**What you should do**: All of the data below must be repeated exactly.

(Items from an interface collection)
= Beginning of Section =

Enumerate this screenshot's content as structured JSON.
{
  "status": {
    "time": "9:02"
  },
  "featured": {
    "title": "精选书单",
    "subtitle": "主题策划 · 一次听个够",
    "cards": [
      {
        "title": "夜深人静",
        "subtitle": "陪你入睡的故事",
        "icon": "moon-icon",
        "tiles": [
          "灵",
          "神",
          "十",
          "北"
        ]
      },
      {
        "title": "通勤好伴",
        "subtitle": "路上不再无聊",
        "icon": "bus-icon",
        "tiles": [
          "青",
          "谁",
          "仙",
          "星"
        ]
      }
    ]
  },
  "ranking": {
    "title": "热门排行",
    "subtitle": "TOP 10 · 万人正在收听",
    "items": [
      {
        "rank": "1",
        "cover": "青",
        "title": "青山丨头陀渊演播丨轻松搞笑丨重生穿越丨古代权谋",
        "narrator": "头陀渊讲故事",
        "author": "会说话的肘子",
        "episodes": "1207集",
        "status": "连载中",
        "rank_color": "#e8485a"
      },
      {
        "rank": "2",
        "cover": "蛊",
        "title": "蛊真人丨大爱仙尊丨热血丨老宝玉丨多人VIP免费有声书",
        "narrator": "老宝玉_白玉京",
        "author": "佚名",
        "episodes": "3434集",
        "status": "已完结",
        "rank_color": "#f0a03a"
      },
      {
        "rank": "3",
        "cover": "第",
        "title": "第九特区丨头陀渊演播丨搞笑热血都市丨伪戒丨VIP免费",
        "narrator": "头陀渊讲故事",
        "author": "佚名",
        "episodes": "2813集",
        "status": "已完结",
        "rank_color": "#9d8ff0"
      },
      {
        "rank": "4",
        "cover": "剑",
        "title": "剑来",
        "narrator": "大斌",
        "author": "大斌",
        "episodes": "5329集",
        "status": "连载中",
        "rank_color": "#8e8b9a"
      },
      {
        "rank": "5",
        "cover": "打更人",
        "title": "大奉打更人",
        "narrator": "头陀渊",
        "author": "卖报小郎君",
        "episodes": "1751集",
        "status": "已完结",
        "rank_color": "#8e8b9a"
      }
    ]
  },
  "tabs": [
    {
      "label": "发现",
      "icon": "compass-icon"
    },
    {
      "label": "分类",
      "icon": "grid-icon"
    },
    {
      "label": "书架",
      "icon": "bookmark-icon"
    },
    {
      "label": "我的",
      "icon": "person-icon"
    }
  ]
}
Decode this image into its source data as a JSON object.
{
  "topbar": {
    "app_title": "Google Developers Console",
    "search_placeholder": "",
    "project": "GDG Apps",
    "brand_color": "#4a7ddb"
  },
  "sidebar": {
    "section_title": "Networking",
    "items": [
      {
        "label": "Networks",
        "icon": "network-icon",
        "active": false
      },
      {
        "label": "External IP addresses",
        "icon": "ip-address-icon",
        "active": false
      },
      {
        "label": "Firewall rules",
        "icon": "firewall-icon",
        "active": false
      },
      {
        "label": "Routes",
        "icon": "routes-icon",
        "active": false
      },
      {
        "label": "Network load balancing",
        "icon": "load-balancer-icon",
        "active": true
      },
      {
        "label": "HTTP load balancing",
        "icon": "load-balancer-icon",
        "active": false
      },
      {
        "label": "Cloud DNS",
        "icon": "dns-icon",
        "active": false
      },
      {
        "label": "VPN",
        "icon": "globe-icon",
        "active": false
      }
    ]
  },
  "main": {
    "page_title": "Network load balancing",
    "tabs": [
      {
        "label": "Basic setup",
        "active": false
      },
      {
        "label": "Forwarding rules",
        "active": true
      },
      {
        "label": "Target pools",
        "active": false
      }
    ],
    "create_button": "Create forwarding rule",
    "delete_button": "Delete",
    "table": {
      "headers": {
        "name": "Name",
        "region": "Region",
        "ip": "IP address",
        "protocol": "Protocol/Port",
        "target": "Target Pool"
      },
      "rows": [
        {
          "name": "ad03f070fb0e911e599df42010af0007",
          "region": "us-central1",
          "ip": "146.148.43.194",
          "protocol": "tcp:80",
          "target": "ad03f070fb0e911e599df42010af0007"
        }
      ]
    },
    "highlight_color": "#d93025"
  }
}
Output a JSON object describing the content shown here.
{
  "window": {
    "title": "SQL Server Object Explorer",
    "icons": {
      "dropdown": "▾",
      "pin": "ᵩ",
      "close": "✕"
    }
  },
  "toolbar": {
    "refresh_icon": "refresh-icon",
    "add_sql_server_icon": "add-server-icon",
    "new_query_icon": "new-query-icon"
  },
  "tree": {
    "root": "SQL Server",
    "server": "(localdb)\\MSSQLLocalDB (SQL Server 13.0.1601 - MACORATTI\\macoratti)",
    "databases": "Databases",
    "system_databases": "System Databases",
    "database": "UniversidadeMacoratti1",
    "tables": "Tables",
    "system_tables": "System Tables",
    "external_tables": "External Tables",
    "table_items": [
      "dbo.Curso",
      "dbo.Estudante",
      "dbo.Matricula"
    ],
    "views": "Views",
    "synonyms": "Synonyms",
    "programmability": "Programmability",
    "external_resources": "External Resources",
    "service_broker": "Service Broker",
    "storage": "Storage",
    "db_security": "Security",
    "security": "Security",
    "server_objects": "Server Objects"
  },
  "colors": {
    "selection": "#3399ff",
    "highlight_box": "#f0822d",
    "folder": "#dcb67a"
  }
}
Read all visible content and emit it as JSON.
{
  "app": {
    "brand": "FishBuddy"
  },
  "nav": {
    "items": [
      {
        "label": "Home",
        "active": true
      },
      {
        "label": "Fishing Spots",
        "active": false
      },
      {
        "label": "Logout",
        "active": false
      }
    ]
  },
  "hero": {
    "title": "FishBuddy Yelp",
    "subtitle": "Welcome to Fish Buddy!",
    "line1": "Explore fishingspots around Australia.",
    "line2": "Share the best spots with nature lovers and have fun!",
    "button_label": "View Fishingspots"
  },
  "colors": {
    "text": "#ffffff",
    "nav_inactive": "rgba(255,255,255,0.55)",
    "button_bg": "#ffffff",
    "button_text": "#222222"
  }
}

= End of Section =

**Answer below**:
Enumerate this screenshot's content as structured JSON.
{
  "status": {
    "time": "9:02"
  },
  "featured": {
    "title": "精选书单",
    "subtitle": "主题策划 · 一次听个够",
    "cards": [
      {
        "title": "夜深人静",
        "subtitle": "陪你入睡的故事",
        "icon": "moon-icon",
        "tiles": [
          "灵",
          "神",
          "十",
          "北"
        ]
      },
      {
        "title": "通勤好伴",
        "subtitle": "路上不再无聊",
        "icon": "bus-icon",
        "tiles": [
          "青",
          "谁",
          "仙",
          "星"
        ]
      }
    ]
  },
  "ranking": {
    "title": "热门排行",
    "subtitle": "TOP 10 · 万人正在收听",
    "items": [
      {
        "rank": "1",
        "cover": "青",
        "title": "青山丨头陀渊演播丨轻松搞笑丨重生穿越丨古代权谋",
        "narrator": "头陀渊讲故事",
        "author": "会说话的肘子",
        "episodes": "1207集",
        "status": "连载中",
        "rank_color": "#e8485a"
      },
      {
        "rank": "2",
        "cover": "蛊",
        "title": "蛊真人丨大爱仙尊丨热血丨老宝玉丨多人VIP免费有声书",
        "narrator": "老宝玉_白玉京",
        "author": "佚名",
        "episodes": "3434集",
        "status": "已完结",
        "rank_color": "#f0a03a"
      },
      {
        "rank": "3",
        "cover": "第",
        "title": "第九特区丨头陀渊演播丨搞笑热血都市丨伪戒丨VIP免费",
        "narrator": "头陀渊讲故事",
        "author": "佚名",
        "episodes": "2813集",
        "status": "已完结",
        "rank_color": "#9d8ff0"
      },
      {
        "rank": "4",
        "cover": "剑",
        "title": "剑来",
        "narrator": "大斌",
        "author": "大斌",
        "episodes": "5329集",
        "status": "连载中",
        "rank_color": "#8e8b9a"
      },
      {
        "rank": "5",
        "cover": "打更人",
        "title": "大奉打更人",
        "narrator": "头陀渊",
        "author": "卖报小郎君",
        "episodes": "1751集",
        "status": "已完结",
        "rank_color": "#8e8b9a"
      }
    ]
  },
  "tabs": [
    {
      "label": "发现",
      "icon": "compass-icon"
    },
    {
      "label": "分类",
      "icon": "grid-icon"
    },
    {
      "label": "书架",
      "icon": "bookmark-icon"
    },
    {
      "label": "我的",
      "icon": "person-icon"
    }
  ]
}
Decode this image into its source data as a JSON object.
{
  "topbar": {
    "app_title": "Google Developers Console",
    "search_placeholder": "",
    "project": "GDG Apps",
    "brand_color": "#4a7ddb"
  },
  "sidebar": {
    "section_title": "Networking",
    "items": [
      {
        "label": "Networks",
        "icon": "network-icon",
        "active": false
      },
      {
        "label": "External IP addresses",
        "icon": "ip-address-icon",
        "active": false
      },
      {
        "label": "Firewall rules",
        "icon": "firewall-icon",
        "active": false
      },
      {
        "label": "Routes",
        "icon": "routes-icon",
        "active": false
      },
      {
        "label": "Network load balancing",
        "icon": "load-balancer-icon",
        "active": true
      },
      {
        "label": "HTTP load balancing",
        "icon": "load-balancer-icon",
        "active": false
      },
      {
        "label": "Cloud DNS",
        "icon": "dns-icon",
        "active": false
      },
      {
        "label": "VPN",
        "icon": "globe-icon",
        "active": false
      }
    ]
  },
  "main": {
    "page_title": "Network load balancing",
    "tabs": [
      {
        "label": "Basic setup",
        "active": false
      },
      {
        "label": "Forwarding rules",
        "active": true
      },
      {
        "label": "Target pools",
        "active": false
      }
    ],
    "create_button": "Create forwarding rule",
    "delete_button": "Delete",
    "table": {
      "headers": {
        "name": "Name",
        "region": "Region",
        "ip": "IP address",
        "protocol": "Protocol/Port",
        "target": "Target Pool"
      },
      "rows": [
        {
          "name": "ad03f070fb0e911e599df42010af0007",
          "region": "us-central1",
          "ip": "146.148.43.194",
          "protocol": "tcp:80",
          "target": "ad03f070fb0e911e599df42010af0007"
        }
      ]
    },
    "highlight_color": "#d93025"
  }
}
Output a JSON object describing the content shown here.
{
  "window": {
    "title": "SQL Server Object Explorer",
    "icons": {
      "dropdown": "▾",
      "pin": "ᵩ",
      "close": "✕"
    }
  },
  "toolbar": {
    "refresh_icon": "refresh-icon",
    "add_sql_server_icon": "add-server-icon",
    "new_query_icon": "new-query-icon"
  },
  "tree": {
    "root": "SQL Server",
    "server": "(localdb)\\MSSQLLocalDB (SQL Server 13.0.1601 - MACORATTI\\macoratti)",
    "databases": "Databases",
    "system_databases": "System Databases",
    "database": "UniversidadeMacoratti1",
    "tables": "Tables",
    "system_tables": "System Tables",
    "external_tables": "External Tables",
    "table_items": [
      "dbo.Curso",
      "dbo.Estudante",
      "dbo.Matricula"
    ],
    "views": "Views",
    "synonyms": "Synonyms",
    "programmability": "Programmability",
    "external_resources": "External Resources",
    "service_broker": "Service Broker",
    "storage": "Storage",
    "db_security": "Security",
    "security": "Security",
    "server_objects": "Server Objects"
  },
  "colors": {
    "selection": "#3399ff",
    "highlight_box": "#f0822d",
    "folder": "#dcb67a"
  }
}
Read all visible content and emit it as JSON.
{
  "app": {
    "brand": "FishBuddy"
  },
  "nav": {
    "items": [
      {
        "label": "Home",
        "active": true
      },
      {
        "label": "Fishing Spots",
        "active": false
      },
      {
        "label": "Logout",
        "active": false
      }
    ]
  },
  "hero": {
    "title": "FishBuddy Yelp",
    "subtitle": "Welcome to Fish Buddy!",
    "line1": "Explore fishingspots around Australia.",
    "line2": "Share the best spots with nature lovers and have fun!",
    "button_label": "View Fishingspots"
  },
  "colors": {
    "text": "#ffffff",
    "nav_inactive": "rgba(255,255,255,0.55)",
    "button_bg": "#ffffff",
    "button_text": "#222222"
  }
}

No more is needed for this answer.